* **TASK DESCRIPTION**:
Search the listing below for the word "columns" and copy each line that holds it.

---- TASK INPUTS

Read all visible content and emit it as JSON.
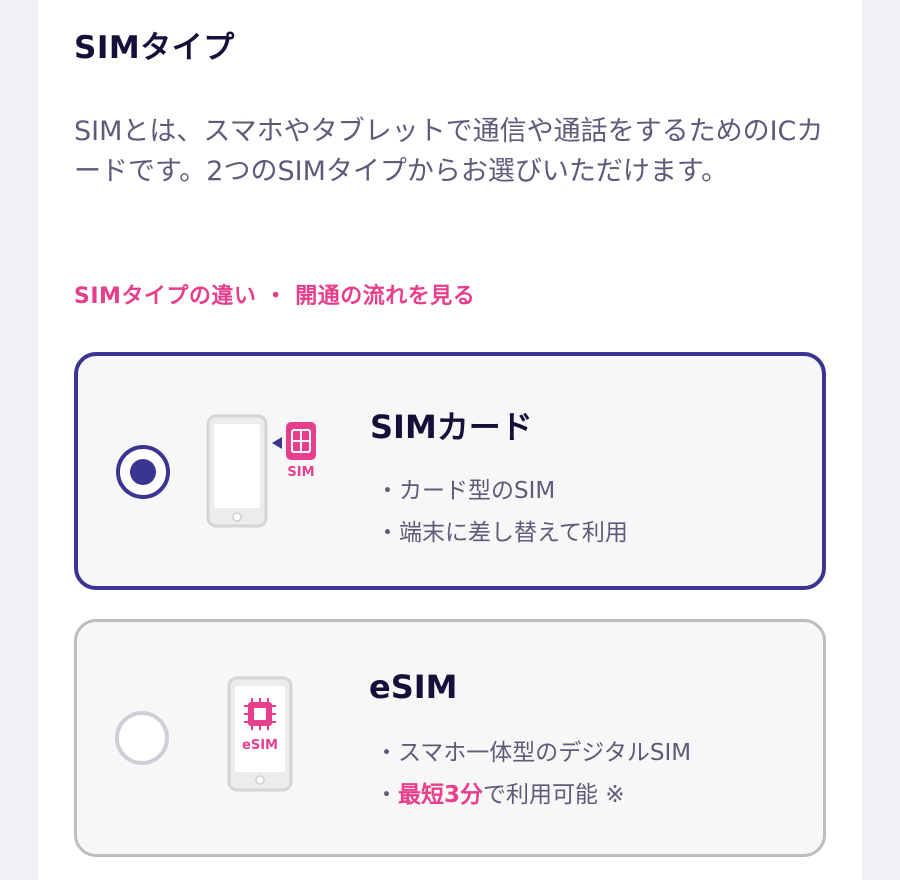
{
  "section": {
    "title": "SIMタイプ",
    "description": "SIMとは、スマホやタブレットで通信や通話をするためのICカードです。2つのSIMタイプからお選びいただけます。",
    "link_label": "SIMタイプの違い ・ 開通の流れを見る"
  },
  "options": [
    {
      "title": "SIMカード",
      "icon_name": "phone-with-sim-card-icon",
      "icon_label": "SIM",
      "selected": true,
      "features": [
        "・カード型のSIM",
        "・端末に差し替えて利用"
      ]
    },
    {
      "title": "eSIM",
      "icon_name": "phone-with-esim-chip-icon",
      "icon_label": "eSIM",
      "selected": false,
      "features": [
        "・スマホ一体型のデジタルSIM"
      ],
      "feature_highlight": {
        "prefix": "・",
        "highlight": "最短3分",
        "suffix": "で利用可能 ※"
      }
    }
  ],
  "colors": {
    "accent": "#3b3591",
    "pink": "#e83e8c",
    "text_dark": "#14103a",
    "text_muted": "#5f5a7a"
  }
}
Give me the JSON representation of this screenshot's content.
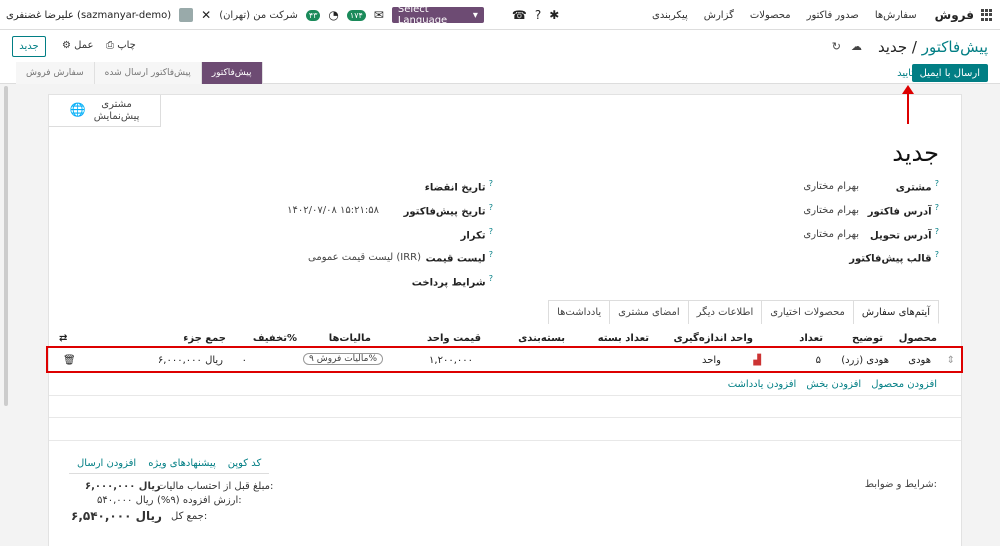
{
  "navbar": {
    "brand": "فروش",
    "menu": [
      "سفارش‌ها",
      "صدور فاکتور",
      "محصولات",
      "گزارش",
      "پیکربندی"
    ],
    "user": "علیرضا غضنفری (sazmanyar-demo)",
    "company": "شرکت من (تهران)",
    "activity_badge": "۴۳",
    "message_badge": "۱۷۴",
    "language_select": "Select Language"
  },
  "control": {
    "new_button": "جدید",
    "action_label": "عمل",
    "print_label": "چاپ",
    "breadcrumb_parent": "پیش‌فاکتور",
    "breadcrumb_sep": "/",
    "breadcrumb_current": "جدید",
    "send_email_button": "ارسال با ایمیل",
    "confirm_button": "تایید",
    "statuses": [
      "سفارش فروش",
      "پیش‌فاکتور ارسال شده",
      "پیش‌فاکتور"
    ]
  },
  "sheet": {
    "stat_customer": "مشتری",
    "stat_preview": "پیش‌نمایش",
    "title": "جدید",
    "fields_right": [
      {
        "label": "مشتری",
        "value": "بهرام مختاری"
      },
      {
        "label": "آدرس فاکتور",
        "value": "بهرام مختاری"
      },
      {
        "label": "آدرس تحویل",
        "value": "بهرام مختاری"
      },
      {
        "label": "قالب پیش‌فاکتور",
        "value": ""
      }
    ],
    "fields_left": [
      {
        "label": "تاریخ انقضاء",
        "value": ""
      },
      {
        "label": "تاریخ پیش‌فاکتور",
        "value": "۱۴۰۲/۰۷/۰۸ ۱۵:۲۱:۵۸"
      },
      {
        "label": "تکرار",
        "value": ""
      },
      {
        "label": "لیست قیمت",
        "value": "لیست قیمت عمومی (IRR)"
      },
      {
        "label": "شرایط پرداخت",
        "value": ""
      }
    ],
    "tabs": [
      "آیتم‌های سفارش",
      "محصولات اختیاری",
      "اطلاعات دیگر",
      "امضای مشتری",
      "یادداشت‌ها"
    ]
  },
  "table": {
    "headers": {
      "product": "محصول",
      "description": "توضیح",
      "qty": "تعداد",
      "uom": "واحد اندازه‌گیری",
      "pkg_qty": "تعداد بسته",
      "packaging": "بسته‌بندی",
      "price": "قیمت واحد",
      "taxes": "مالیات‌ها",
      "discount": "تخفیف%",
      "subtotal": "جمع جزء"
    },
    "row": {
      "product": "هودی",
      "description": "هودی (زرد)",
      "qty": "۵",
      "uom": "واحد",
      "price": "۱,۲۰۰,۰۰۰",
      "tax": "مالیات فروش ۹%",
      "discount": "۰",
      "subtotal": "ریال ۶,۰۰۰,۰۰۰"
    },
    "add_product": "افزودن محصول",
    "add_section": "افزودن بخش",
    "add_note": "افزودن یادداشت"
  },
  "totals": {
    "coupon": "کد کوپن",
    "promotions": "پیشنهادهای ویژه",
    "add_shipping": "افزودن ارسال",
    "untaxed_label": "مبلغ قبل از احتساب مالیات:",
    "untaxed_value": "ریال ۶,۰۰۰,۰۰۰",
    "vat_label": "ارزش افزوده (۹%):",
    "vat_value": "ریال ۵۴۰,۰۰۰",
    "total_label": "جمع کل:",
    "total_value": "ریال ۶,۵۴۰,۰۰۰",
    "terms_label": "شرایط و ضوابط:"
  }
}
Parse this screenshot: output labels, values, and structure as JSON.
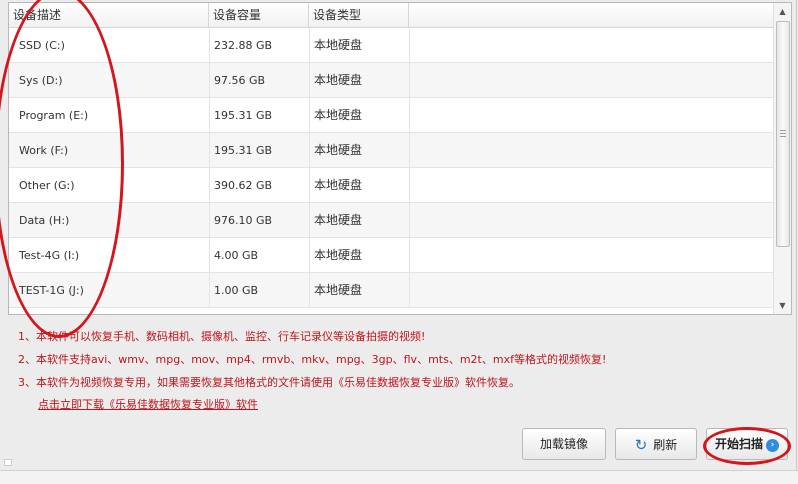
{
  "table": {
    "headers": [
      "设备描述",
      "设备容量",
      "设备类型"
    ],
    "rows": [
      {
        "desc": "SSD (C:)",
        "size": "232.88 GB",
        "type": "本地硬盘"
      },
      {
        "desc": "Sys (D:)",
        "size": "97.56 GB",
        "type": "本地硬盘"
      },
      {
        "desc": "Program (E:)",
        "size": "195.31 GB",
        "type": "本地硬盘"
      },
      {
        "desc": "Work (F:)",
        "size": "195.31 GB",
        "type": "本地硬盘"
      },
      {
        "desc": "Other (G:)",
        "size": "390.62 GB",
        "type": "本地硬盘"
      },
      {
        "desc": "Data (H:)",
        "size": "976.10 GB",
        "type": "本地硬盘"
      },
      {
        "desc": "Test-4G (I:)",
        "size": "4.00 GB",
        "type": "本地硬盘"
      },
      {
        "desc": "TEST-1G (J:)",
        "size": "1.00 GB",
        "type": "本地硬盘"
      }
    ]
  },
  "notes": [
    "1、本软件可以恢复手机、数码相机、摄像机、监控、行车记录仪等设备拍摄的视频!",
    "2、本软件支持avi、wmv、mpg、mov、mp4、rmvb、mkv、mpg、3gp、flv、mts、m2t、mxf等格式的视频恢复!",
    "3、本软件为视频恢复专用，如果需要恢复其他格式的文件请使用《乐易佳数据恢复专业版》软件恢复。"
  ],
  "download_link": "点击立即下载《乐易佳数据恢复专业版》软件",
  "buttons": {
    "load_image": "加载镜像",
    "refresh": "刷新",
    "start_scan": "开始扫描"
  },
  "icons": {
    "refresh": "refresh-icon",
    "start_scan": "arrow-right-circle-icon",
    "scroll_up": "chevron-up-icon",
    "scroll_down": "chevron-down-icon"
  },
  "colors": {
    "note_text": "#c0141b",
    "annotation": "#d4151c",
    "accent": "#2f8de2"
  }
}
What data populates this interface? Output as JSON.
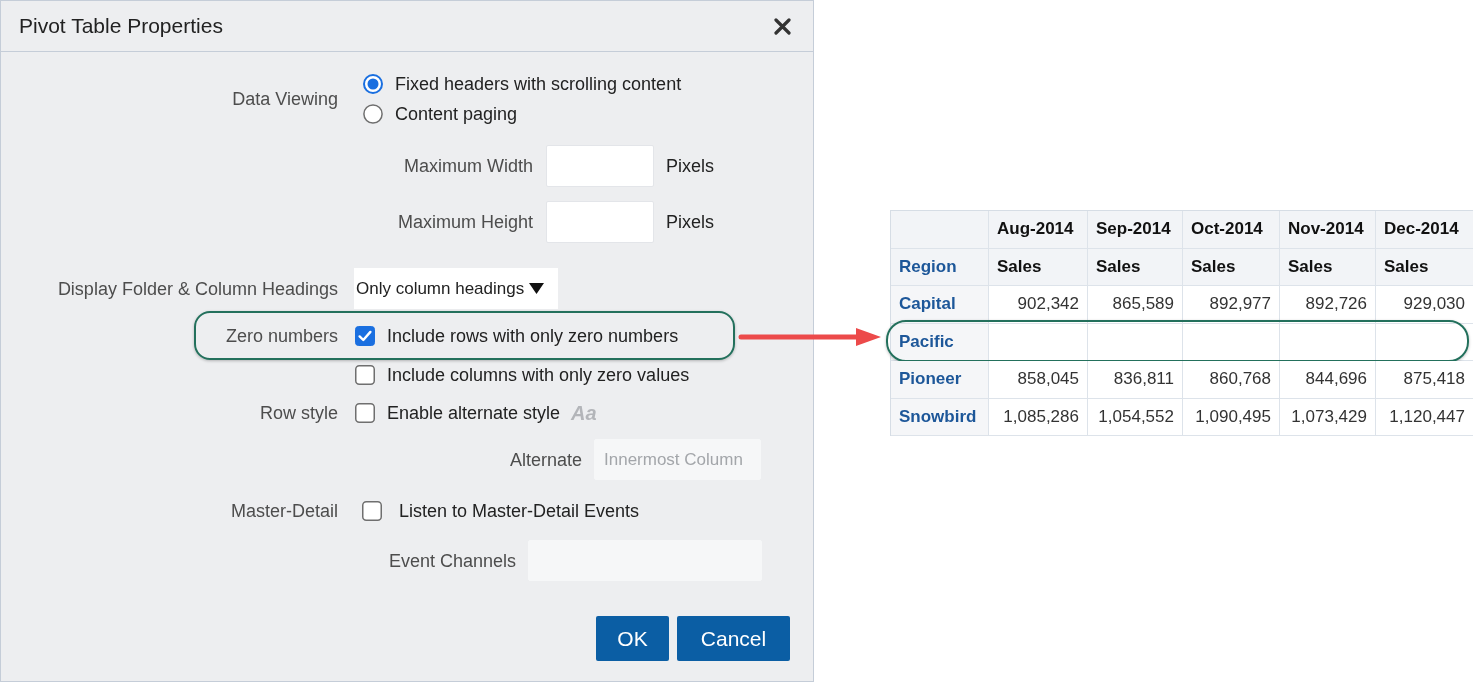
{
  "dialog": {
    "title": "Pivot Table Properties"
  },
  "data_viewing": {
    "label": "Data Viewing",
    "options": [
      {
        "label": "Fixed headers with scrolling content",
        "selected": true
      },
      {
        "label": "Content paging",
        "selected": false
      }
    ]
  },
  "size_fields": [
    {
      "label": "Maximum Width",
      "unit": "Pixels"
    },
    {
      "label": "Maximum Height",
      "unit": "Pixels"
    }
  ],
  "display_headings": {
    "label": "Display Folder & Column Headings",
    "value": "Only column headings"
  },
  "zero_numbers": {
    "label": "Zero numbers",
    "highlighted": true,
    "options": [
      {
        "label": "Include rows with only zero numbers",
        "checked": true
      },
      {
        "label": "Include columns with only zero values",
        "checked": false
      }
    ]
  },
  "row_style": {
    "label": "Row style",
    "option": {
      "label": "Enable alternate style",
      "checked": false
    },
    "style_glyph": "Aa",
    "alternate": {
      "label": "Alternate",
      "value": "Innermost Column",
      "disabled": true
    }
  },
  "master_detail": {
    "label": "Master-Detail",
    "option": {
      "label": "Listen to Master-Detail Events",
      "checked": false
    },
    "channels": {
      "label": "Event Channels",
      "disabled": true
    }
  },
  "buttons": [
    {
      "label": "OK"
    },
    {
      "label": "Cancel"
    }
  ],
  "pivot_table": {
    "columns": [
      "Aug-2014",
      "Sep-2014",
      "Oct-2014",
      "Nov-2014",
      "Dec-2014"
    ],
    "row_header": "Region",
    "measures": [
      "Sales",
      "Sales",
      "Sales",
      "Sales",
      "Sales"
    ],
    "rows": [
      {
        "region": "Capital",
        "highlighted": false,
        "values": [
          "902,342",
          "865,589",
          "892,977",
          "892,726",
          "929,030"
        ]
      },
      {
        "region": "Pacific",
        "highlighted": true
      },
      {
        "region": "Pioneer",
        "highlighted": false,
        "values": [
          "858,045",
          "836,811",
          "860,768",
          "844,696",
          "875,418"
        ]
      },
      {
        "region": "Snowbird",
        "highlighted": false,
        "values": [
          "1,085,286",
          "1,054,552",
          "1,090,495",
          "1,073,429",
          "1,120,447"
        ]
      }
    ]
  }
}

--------

* **REPLY TO THE TASK**:
        "label": "Include columns with only zero values",
    "columns": [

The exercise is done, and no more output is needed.